The year of Shakespeare’s death, 1616, was a monumental one for the playwright’s career, for it saw the printing of the first folio of Jonson’s collected works, a project that established the groundwork for Shakespeare’s own first folio, to be published some years later; but 1619, just three years later, was arguably more consequential a moment in the remembrance–and establishment–of Shakespeare’s career, marking as it does the first effort to put together a bound edition of Shakespeare’s collected works. The publisher behind the project was a man named Thomas Pavier, who worked with the help of William Jaggard, a printer, to set out to bring together several of Shakespeare’s plays in a format more durable and more expensive–and more prestigious–than the cheap pamphlet format in which Shakespeare’s plays had been printed thus far.
Scholars have determined that the collection would have included editions of Pericles, The Merry Wives of Windsor, The Merchant of Venice, A Midsummer Nights Dream, King Lear, Henry V, Sir John Old-Castle, A Yorkshire Tragedy, and versions of 2 Henry VI and 3 Henry VI, brought together as a single, two-part play bearing the title of The Whole Contention Between the Two Famous Houses: Lancaster and York.

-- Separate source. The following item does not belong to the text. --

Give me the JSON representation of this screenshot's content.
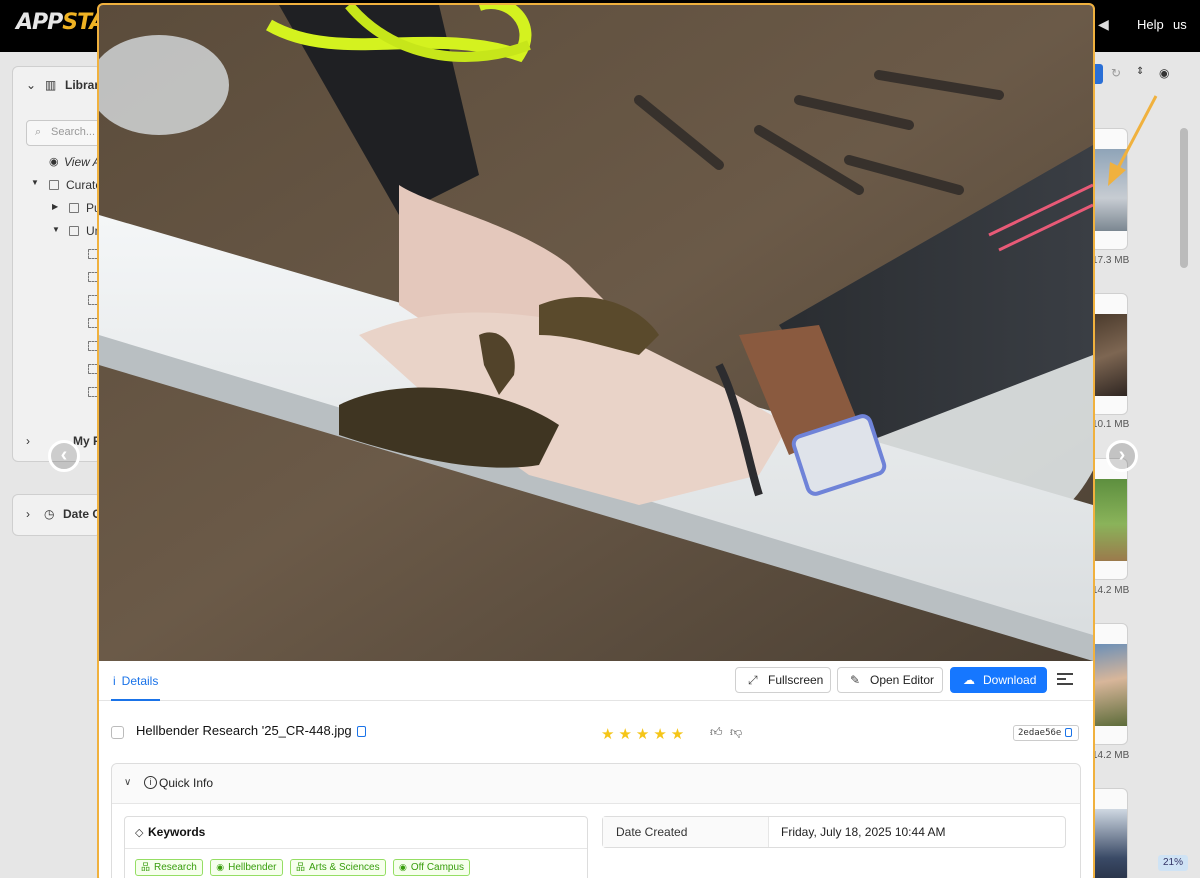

Preceding the 1623 First Folio by four years, the collaborative efforts of Thomas Pavier and William Jaggard mark a watershed moment in the re-collection of Shakespeare’s works, signaling the high status both of the author and of his plays, but they ran aground shortly after they began. Pavier and Jaggard did not, in fact, have official permission to publish Shakespeare’s plays, which were still in the repertory of the King’s Men, the playing company Shakespeare wrote for. And so in May of 1619, the Lord Chamberlain, who was the chief official of the Royal Household, wrote a request, of sorts, that Pavier and Jaggard desist in their efforts.
Pavier’s response, from the evidence that remains, seems to have been a shrewd one, not quite compliant and not quite flagrant, either. He printed the plays he and Jaggard had originally intended to, but as separate quartos instead of a single edition–referred to, today, as “Pavier Quartos”–each with a falsely dated title page, to give Jaggard and himself plausible deniability that the plays had been printed well before the Lord Chamberlain filed his request.
For an example of that strategy, look at these pages from a copy of the “Pavier quarto” of A Midsummer Nights Dream, which advertises a date of 1600 but was printed, it would seem, in 1619:
Today, Pavier’s and Jaggard’s abortive efforts are overshadowed by the First Folio and its later iterations, but the strange history of the Pavier Quarto should remind us that the First Folio was not quite the first of its kind. Origins–even Shakespeare’s–are always a messy business.